## SUPPLIED ENTRIES
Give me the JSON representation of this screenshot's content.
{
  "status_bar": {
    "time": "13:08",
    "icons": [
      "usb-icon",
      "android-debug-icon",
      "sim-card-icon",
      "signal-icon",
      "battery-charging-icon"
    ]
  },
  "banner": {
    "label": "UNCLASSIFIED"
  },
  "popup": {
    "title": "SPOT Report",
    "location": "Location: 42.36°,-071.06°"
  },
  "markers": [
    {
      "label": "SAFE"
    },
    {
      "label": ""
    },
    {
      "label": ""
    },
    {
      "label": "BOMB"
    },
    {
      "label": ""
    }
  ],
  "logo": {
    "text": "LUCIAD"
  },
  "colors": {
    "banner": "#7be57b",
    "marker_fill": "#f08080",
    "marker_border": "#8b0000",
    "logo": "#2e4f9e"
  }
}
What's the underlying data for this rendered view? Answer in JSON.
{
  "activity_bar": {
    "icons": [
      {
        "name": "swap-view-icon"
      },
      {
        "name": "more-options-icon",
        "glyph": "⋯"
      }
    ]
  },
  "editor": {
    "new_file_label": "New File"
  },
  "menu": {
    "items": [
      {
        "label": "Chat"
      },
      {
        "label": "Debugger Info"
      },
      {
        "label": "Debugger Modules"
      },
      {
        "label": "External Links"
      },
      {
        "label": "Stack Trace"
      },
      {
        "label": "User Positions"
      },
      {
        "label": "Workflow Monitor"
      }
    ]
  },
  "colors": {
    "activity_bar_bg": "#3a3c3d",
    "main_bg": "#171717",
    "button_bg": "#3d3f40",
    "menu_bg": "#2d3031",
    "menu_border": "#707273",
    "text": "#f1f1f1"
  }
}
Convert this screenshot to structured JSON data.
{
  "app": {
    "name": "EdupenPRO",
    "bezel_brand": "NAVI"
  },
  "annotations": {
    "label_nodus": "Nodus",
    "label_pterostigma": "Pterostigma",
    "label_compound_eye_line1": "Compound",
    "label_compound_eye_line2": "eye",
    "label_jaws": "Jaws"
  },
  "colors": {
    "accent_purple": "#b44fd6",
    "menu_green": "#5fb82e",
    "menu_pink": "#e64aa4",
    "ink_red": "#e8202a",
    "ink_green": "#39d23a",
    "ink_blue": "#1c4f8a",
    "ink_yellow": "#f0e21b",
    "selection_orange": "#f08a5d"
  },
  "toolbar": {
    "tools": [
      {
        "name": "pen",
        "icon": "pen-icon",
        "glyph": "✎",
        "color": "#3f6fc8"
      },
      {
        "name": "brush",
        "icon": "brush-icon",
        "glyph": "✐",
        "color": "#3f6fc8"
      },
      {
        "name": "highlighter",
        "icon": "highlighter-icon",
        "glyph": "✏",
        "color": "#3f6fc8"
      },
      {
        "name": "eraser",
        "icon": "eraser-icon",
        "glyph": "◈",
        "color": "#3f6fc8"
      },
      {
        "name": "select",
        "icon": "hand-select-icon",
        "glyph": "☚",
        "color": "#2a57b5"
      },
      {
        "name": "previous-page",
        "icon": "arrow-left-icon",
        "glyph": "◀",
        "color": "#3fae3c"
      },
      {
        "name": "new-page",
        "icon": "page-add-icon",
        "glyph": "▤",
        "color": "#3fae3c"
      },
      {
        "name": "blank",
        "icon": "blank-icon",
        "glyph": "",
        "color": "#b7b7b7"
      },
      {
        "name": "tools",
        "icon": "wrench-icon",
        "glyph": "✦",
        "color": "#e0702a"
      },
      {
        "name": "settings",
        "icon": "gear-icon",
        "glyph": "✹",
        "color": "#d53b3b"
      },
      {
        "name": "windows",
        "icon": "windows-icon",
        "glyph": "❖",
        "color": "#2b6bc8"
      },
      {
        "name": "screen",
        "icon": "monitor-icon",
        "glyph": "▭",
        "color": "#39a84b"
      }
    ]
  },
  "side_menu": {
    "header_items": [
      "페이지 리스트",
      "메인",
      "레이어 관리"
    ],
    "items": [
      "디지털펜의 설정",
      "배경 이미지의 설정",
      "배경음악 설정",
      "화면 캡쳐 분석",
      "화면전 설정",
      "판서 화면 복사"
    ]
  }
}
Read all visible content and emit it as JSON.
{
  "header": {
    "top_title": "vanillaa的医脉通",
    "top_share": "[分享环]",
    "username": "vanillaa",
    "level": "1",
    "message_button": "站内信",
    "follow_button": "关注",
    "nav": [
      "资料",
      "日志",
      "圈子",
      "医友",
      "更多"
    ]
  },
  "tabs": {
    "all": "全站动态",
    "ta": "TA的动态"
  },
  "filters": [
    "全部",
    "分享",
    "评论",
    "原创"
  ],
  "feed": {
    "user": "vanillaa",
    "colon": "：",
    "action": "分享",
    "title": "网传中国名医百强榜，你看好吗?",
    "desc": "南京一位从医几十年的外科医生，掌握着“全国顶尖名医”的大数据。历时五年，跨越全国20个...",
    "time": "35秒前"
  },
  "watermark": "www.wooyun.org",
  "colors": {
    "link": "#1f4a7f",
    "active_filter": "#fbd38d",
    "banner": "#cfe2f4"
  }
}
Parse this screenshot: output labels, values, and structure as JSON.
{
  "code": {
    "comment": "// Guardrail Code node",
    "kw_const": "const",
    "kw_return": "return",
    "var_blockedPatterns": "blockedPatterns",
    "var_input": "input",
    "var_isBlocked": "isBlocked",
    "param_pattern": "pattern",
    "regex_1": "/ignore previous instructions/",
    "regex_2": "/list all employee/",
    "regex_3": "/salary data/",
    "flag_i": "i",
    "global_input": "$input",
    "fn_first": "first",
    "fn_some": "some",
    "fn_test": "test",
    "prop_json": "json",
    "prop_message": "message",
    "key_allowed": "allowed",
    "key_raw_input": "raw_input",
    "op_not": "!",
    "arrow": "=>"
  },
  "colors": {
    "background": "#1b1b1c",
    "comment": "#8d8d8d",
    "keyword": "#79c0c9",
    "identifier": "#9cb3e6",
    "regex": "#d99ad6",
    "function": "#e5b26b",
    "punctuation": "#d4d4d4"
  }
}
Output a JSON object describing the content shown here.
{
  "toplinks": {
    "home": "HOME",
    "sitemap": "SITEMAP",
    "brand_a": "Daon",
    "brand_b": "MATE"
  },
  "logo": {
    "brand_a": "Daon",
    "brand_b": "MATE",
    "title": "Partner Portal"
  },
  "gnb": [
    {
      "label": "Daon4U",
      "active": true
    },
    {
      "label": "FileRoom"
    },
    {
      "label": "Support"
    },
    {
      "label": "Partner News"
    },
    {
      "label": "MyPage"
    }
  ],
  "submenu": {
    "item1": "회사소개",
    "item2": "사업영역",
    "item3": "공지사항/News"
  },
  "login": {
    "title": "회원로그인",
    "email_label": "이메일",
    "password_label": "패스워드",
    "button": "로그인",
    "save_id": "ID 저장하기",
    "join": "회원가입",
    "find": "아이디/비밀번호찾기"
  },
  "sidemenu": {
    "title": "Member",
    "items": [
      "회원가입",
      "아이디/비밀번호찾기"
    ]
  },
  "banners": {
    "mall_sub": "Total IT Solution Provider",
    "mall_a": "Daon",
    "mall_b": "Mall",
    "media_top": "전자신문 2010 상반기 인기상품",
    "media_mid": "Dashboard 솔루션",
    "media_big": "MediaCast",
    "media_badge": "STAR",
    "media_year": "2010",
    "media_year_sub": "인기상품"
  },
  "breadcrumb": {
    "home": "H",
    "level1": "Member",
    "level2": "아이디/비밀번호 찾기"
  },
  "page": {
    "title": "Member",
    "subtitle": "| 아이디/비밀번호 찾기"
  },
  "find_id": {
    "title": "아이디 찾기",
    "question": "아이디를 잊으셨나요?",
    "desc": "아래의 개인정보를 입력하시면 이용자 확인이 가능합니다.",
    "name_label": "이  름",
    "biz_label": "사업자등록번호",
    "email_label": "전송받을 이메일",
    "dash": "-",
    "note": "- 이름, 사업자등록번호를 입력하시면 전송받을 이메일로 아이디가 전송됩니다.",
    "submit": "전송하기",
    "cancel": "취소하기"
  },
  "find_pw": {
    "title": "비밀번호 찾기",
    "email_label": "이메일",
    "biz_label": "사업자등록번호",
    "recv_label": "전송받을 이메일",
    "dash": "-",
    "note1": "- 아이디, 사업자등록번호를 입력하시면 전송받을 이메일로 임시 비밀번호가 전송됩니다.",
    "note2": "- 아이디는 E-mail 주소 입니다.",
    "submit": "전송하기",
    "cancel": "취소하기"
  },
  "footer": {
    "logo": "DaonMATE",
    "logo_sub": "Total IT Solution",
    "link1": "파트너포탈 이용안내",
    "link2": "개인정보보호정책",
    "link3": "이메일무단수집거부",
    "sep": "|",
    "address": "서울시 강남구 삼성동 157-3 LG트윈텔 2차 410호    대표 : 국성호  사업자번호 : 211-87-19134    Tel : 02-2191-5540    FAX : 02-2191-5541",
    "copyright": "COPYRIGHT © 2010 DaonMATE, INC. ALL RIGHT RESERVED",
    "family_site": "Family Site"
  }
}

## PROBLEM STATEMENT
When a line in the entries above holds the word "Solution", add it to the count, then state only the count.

## EXPECTED OUTPUT
2